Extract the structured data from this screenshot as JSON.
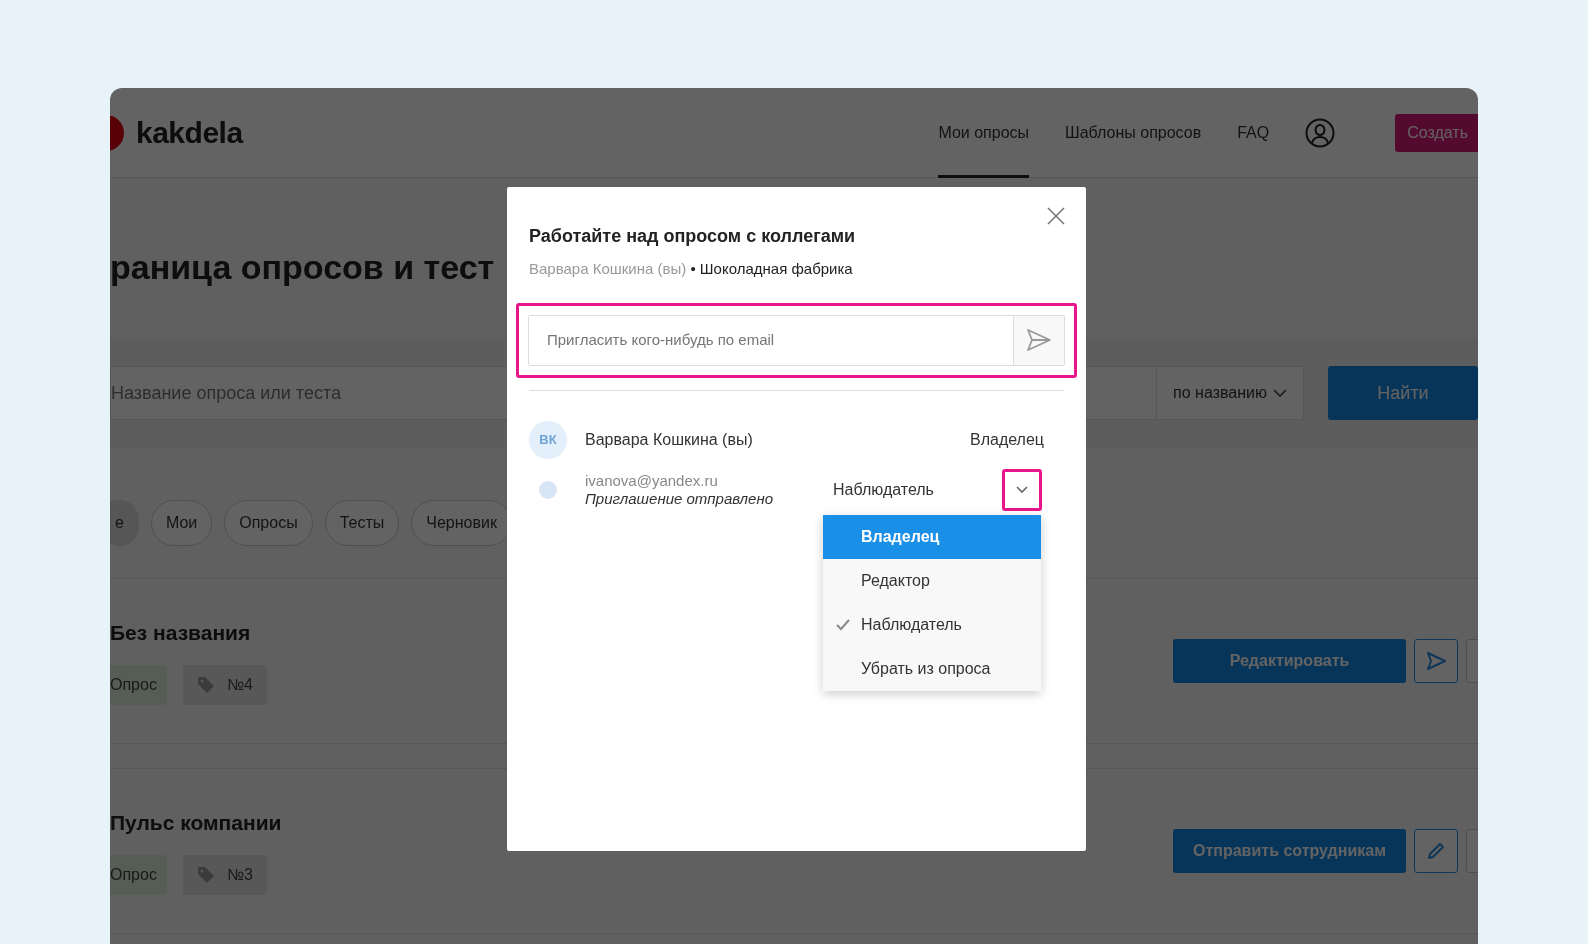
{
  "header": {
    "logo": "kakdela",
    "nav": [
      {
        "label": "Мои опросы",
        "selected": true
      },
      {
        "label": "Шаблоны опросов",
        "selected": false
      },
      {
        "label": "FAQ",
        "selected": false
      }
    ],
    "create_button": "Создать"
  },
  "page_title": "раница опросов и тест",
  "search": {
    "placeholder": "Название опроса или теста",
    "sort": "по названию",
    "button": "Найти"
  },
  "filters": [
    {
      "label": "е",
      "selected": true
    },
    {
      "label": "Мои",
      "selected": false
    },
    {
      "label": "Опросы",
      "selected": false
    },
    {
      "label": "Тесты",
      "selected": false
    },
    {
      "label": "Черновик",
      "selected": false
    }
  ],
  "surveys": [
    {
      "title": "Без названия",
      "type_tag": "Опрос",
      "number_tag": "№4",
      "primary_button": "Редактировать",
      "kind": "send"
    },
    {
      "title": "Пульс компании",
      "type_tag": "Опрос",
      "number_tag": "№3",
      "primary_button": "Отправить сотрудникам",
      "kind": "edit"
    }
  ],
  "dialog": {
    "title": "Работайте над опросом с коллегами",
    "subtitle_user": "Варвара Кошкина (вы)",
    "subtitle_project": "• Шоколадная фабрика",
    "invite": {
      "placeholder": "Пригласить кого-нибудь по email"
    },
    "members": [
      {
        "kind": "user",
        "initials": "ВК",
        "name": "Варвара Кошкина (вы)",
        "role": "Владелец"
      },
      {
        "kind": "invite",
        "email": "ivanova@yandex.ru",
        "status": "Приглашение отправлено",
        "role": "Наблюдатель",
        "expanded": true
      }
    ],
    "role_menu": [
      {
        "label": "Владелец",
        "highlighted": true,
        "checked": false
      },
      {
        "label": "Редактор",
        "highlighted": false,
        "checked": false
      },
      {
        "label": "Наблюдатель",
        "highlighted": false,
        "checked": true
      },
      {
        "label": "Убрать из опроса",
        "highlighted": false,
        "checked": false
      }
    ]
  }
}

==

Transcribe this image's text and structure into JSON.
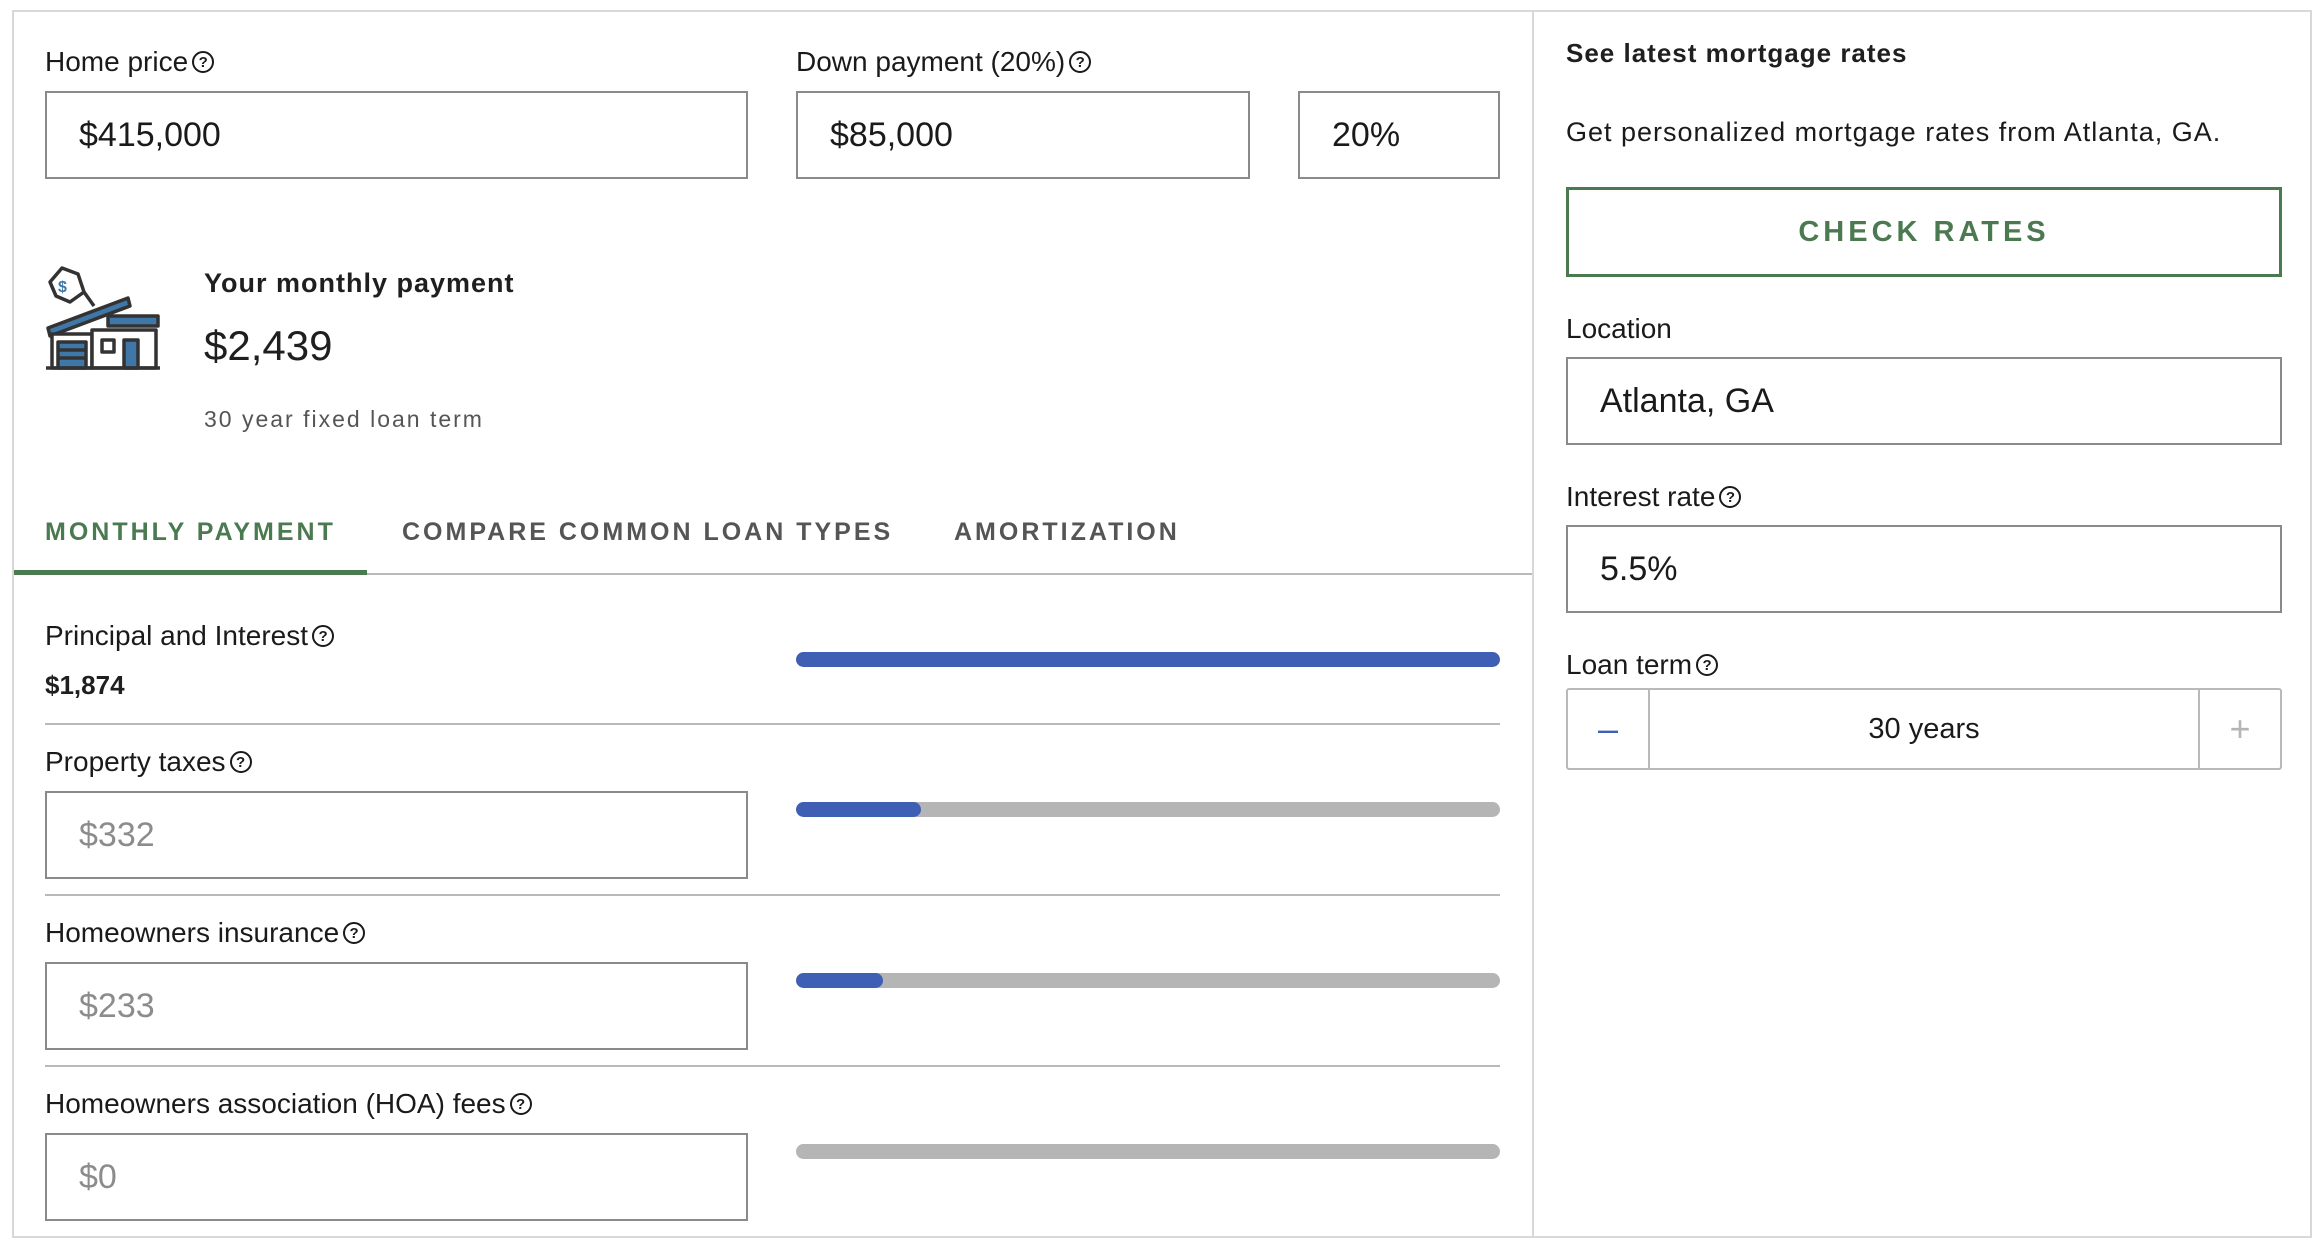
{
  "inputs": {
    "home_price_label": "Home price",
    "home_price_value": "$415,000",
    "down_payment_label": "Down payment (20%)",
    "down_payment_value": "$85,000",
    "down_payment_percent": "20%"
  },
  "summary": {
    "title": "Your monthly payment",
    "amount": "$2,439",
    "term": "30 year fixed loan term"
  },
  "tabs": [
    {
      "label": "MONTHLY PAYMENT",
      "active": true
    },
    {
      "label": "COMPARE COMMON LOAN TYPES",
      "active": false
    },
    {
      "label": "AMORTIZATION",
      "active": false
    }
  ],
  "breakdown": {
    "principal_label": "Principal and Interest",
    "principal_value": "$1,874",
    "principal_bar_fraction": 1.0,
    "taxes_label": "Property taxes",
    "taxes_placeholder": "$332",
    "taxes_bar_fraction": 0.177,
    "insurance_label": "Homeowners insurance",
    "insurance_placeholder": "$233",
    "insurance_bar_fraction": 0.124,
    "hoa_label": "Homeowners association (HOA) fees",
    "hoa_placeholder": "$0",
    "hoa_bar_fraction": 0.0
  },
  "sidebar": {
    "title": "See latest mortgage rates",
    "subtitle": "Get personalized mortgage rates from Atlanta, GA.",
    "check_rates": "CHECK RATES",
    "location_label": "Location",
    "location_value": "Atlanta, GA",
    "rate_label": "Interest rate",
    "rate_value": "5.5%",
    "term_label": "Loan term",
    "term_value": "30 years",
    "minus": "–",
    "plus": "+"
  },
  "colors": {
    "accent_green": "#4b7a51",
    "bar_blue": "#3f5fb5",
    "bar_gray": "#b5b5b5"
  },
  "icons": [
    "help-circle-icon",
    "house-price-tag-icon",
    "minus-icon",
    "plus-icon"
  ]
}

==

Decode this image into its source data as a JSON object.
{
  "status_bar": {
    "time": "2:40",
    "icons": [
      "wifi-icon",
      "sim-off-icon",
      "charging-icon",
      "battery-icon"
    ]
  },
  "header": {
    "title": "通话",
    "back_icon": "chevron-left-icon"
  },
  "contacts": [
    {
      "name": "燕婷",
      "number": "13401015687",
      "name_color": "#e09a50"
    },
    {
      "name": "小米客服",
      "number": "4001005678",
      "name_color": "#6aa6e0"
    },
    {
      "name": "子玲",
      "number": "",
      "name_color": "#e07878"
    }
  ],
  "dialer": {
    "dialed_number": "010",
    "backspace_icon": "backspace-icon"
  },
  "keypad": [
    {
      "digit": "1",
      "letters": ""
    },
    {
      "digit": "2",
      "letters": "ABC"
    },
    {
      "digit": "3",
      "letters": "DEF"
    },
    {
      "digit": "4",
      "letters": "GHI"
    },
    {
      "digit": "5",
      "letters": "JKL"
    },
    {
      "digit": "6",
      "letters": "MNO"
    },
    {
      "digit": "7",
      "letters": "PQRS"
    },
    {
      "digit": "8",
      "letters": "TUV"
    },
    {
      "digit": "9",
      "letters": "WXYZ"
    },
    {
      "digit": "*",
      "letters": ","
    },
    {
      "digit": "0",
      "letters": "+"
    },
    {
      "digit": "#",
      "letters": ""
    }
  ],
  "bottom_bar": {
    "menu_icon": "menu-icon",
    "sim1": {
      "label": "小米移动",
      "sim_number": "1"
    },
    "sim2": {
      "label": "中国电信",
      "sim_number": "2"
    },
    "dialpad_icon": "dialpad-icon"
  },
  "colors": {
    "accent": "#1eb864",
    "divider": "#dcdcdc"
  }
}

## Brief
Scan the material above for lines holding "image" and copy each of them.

## Result of the exercise
Transcribe this image's text and structure into JSON.
Decode this image into its source data as a JSON object.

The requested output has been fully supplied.